It’s a gem: the world’s busiest airport and arguably the single most valuable economic asset in the state. The airport has a $34.8-billion economic impact on Metro Atlanta alone and is the state’s largest employer, with 63,000 jobs. It is a Delta hub and connects to some 220 domestic and international cities.
Hartsfield-Jackson is a point of pride for all of Georgia. Why wouldn’t the state want to control it? It’s a cash cow and a prestige magnet. But it is Atlanta’s airport, and it should stay under Atlanta’s control.
Fortunately, Senate Bill 379, which would have given operation and control to the state, did not pass. The measure was sponsored by Sen. Burt Jones (R-Jackson).
The bill drew opposition, not surprisingly, from Atlanta Mayor Keisha Lance Bottoms and Delta Air Lines CEO Ed Bastian, as well as Gov. Nathan Deal.
What finally did pass was Senate Resolution 882, creating a Senate committee to study the creation of a state authority to run the airport. The group, appointed by Lt. Gov. Casey Cagle and headed by Jones, is scheduled to make its report by Dec. 1.
The grab-the-airport movement may lose some steam as a result of Cagle’s Republican gubernatorial primary defeat by Brian Kemp, but it seems to be one of those issues that pops up whenever politicians want to flex their muscles and throw a few punches at Atlanta.
The truth is, Hartsfield-Jackson is Atlanta’s airport, owned and operated by the city but available to all Georgians and others who need or want to fly somewhere. It should stay that way.
Atlanta had the determination and the foresight to create it, invest in it and make it into the world’s leading airport.
It has not been problem-free by any means; there have been abuses of the power that such a big operation generates. All the lucrative contracts and job opportunities attached to the airport have proven to be irresistible temptations for a few unscrupulous souls.
The current FBI investigation into City Hall corruption and the secret settlement reached between former Mayor Kasim Reed and Miguel Southwell, the airport manager he fired, certainly cast another shadow or two over the airport.
But, honestly, is there any reason to assume that the airport that Atlanta built would be better operated by the state? That there would be no state officials tempted by the opportunity to help themselves to some of the goodies?
The airport bears the names of two forward-thinking Atlanta mayors, William B. Hartsfield and Maynard H. Jackson, who were strong forces behind its establishment and growth.
It was created nearly a century ago – in 1925, on the site of the old Atlanta Speedway; it was originally called Candler Field, after another mayor, Coca-Cola Co. Founder Asa Candler, who owned the land and leased it, rent-free, to the city until Atlanta bought the property in 1929.

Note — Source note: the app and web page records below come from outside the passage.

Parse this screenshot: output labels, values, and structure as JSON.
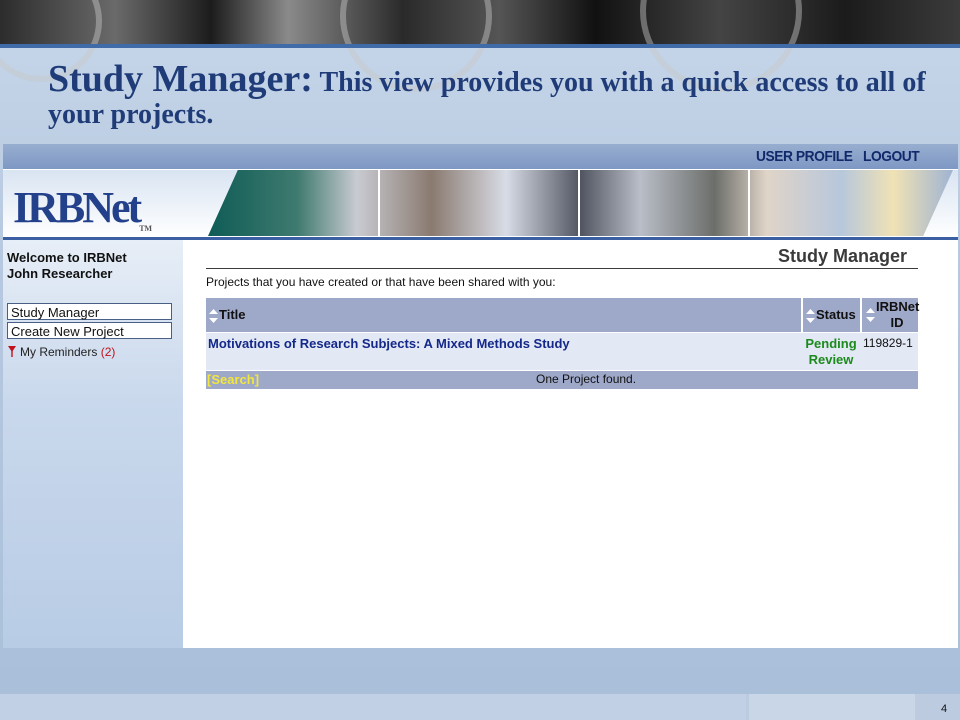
{
  "slide": {
    "title_main": "Study Manager:",
    "title_sub": " This view provides you with a quick access to all of your projects.",
    "page_number": "4"
  },
  "app": {
    "top_links": {
      "user_profile": "USER PROFILE",
      "logout": "LOGOUT"
    },
    "logo": {
      "text": "IRBNet",
      "tm": "TM"
    },
    "sidebar": {
      "welcome_line1": "Welcome to IRBNet",
      "welcome_line2": "John Researcher",
      "buttons": [
        "Study Manager",
        "Create New Project"
      ],
      "reminders_label": "My Reminders",
      "reminders_count": "(2)"
    },
    "main": {
      "title": "Study Manager",
      "intro": "Projects that you have created or that have been shared with you:",
      "table": {
        "headers": {
          "title": "Title",
          "status": "Status",
          "id_line1": "IRBNet",
          "id_line2": "ID"
        },
        "rows": [
          {
            "title": "Motivations of Research Subjects: A Mixed Methods Study",
            "status_line1": "Pending",
            "status_line2": "Review",
            "id": "119829-1"
          }
        ],
        "search_link": "[Search]",
        "found_text": "One Project found."
      }
    }
  },
  "colors": {
    "title_blue": "#1f3c78",
    "link_blue": "#14288a",
    "status_green": "#1c8a1c",
    "search_yellow": "#f3e63d",
    "table_header": "#9ea8c9",
    "reminder_red": "#c0121b"
  },
  "icons": [
    "sort-arrows-icon",
    "reminder-flag-icon"
  ]
}
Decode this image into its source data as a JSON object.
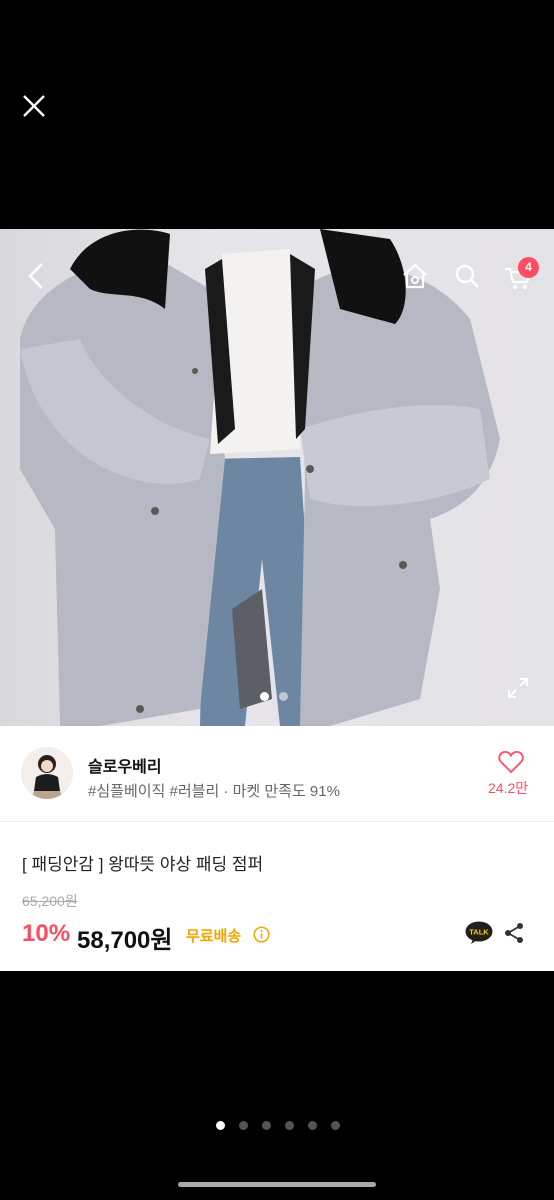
{
  "shop": {
    "name": "슬로우베리",
    "tags": "#심플베이직 #러블리 · 마켓 만족도 91%",
    "likes": "24.2만"
  },
  "product": {
    "title": "[ 패딩안감 ] 왕따뜻 야상 패딩 점퍼",
    "original_price": "65,200원",
    "discount": "10%",
    "price": "58,700원",
    "shipping": "무료배송"
  },
  "cart": {
    "count": "4"
  },
  "talk_label": "TALK",
  "icons": [
    "close-icon",
    "back-icon",
    "home-icon",
    "search-icon",
    "cart-icon",
    "expand-icon",
    "heart-icon",
    "info-icon",
    "kakao-talk-icon",
    "share-icon"
  ],
  "colors": {
    "accent": "#ff4c62",
    "shipping": "#f0a500"
  }
}
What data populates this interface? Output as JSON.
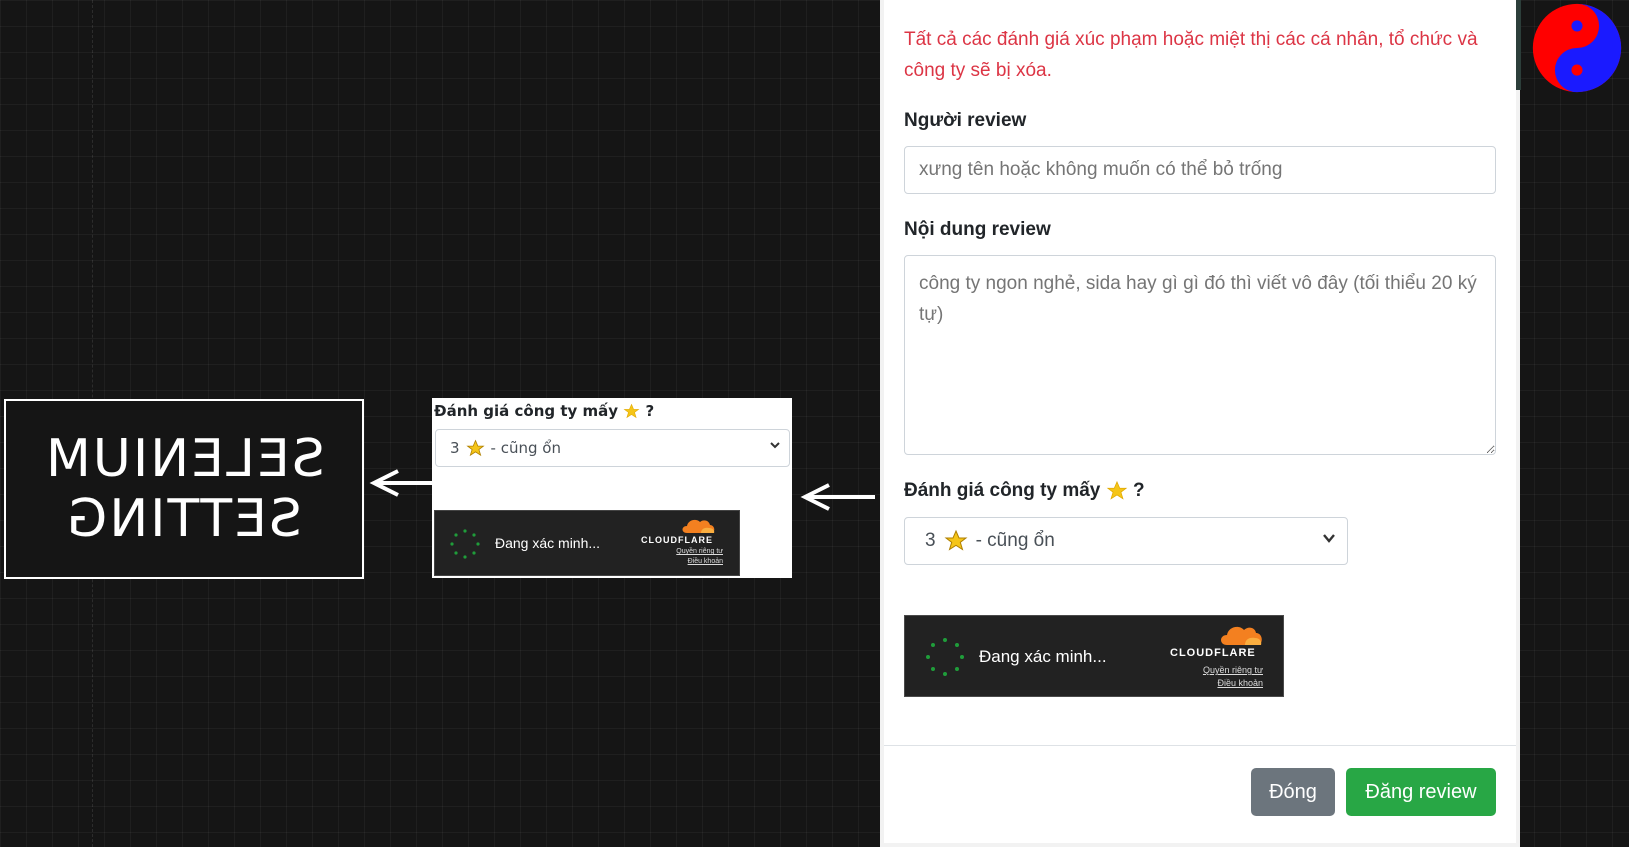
{
  "label": {
    "line1": "SELENIUM",
    "line2": "SETTING"
  },
  "crop": {
    "question": "Đánh giá công ty mấy",
    "question_mark": "?",
    "select_value": "3",
    "select_rest": "- cũng ổn",
    "cf_status": "Đang xác minh...",
    "cf_brand": "CLOUDFLARE",
    "cf_privacy": "Quyền riêng tư",
    "cf_terms": "Điều khoản"
  },
  "modal": {
    "warning": "Tất cả các đánh giá xúc phạm hoặc miệt thị các cá nhân, tổ chức và công ty sẽ bị xóa.",
    "reviewer_label": "Người review",
    "reviewer_placeholder": "xưng tên hoặc không muốn có thể bỏ trống",
    "content_label": "Nội dung review",
    "content_placeholder": "công ty ngon nghẻ, sida hay gì gì đó thì viết vô đây (tối thiểu 20 ký tự)",
    "rating_label": "Đánh giá công ty mấy",
    "rating_question_mark": "?",
    "rating_value": "3",
    "rating_rest": "- cũng ổn",
    "cf_status": "Đang xác minh...",
    "cf_brand": "CLOUDFLARE",
    "cf_privacy": "Quyền riêng tư",
    "cf_terms": "Điều khoản",
    "close_button": "Đóng",
    "submit_button": "Đăng review"
  },
  "colors": {
    "warning": "#dc3545",
    "submit": "#28a745",
    "close": "#6c757d",
    "cloudflare_orange": "#f38020",
    "spinner": "#1f9d3a"
  },
  "icons": [
    "star-icon",
    "chevron-down-icon",
    "cloudflare-logo-icon",
    "spinner-icon",
    "yin-yang-icon",
    "arrow-left-icon",
    "resize-grip-icon"
  ]
}
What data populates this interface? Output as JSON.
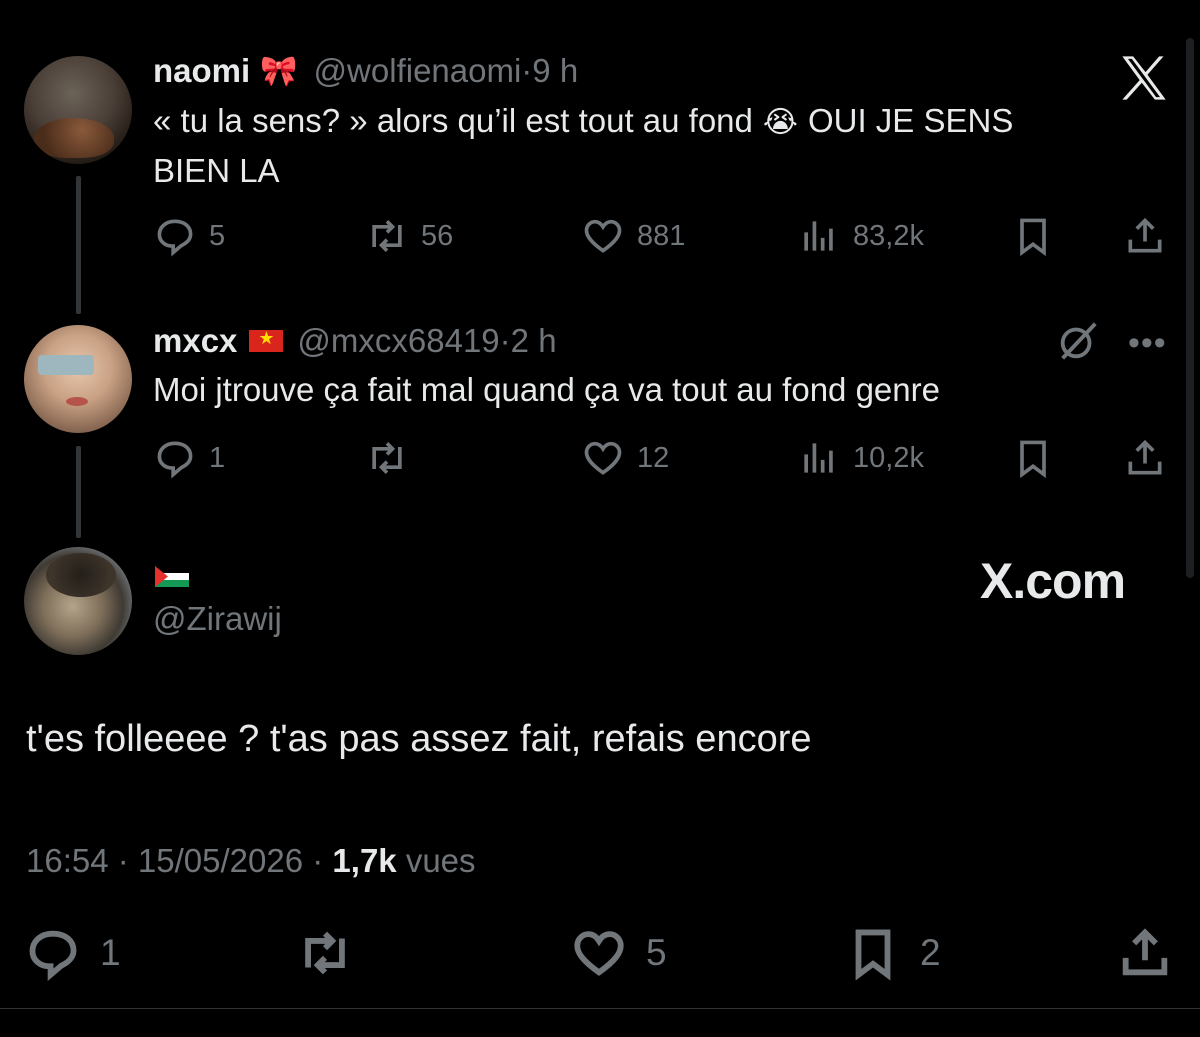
{
  "app": {
    "logo_text": "X.com",
    "logo_icon": "x-logo-icon"
  },
  "tweets": [
    {
      "name": "naomi",
      "name_emoji": "🎀",
      "handle": "@wolfienaomi",
      "time_sep": " · ",
      "time": "9 h",
      "text_part1": "« tu la sens? » alors qu’il est tout au fond",
      "text_emoji": "😭",
      "text_part2": "OUI JE SENS",
      "text_line2": "BIEN LA",
      "replies": "5",
      "retweets": "56",
      "likes": "881",
      "views": "83,2k"
    },
    {
      "name": "mxcx",
      "flag": "vietnam-flag",
      "handle": "@mxcx68419",
      "time_sep": " · ",
      "time": "2 h",
      "text": "Moi jtrouve ça fait mal quand ça va tout au fond genre",
      "replies": "1",
      "retweets": "",
      "likes": "12",
      "views": "10,2k"
    }
  ],
  "main_tweet": {
    "flag": "palestine-flag",
    "handle": "@Zirawij",
    "text": "t'es folleeee ? t'as pas assez fait, refais encore",
    "time": "16:54",
    "sep": " · ",
    "date": "15/05/2026",
    "views": "1,7k",
    "views_label": " vues",
    "replies": "1",
    "retweets": "",
    "likes": "5",
    "bookmarks": "2"
  },
  "colors": {
    "background": "#000000",
    "text": "#e7e9ea",
    "muted": "#71767b",
    "thread": "#333639"
  }
}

Hartsfield pushed to expand the airport and was behind construction of the 1961 terminal that really put Atlanta on the aviation map. Two decades later, Jackson pushed for construction of a newer terminal and made sure minority contractors were part of the process; the project was completed on time and under budget.
It has been Atlanta and Atlantans who have championed the airport and secured the funding to keep it moving forward. A 20-year capital improvement plan, ATLNext, unveiled in 2016, will keep the streak going.
Delta’s Bastian has called it the most successful airport in the world; it was the first ever to serve more than 100 million passengers in a single year.
Hartsfield-Jackson has grown and prospered under Atlanta’s leadership – imperfect as that leadership may have been at times. Why scrap the current method of governance in favor of a new one that would surely result in a loss of momentum with no guarantee that the ultimate results would be as good?
Some have suggested that racial politics may be behind the move to give the state control – you know, force black Atlanta Democrats to share the bounty. Sadly, race is rarely ever absent from Georgia political maneuverings.
But let’s let Atlanta fix whatever needs fixing at the airport – for the benefit of the entire state. The real test should be whether or not the airport is working. And it is.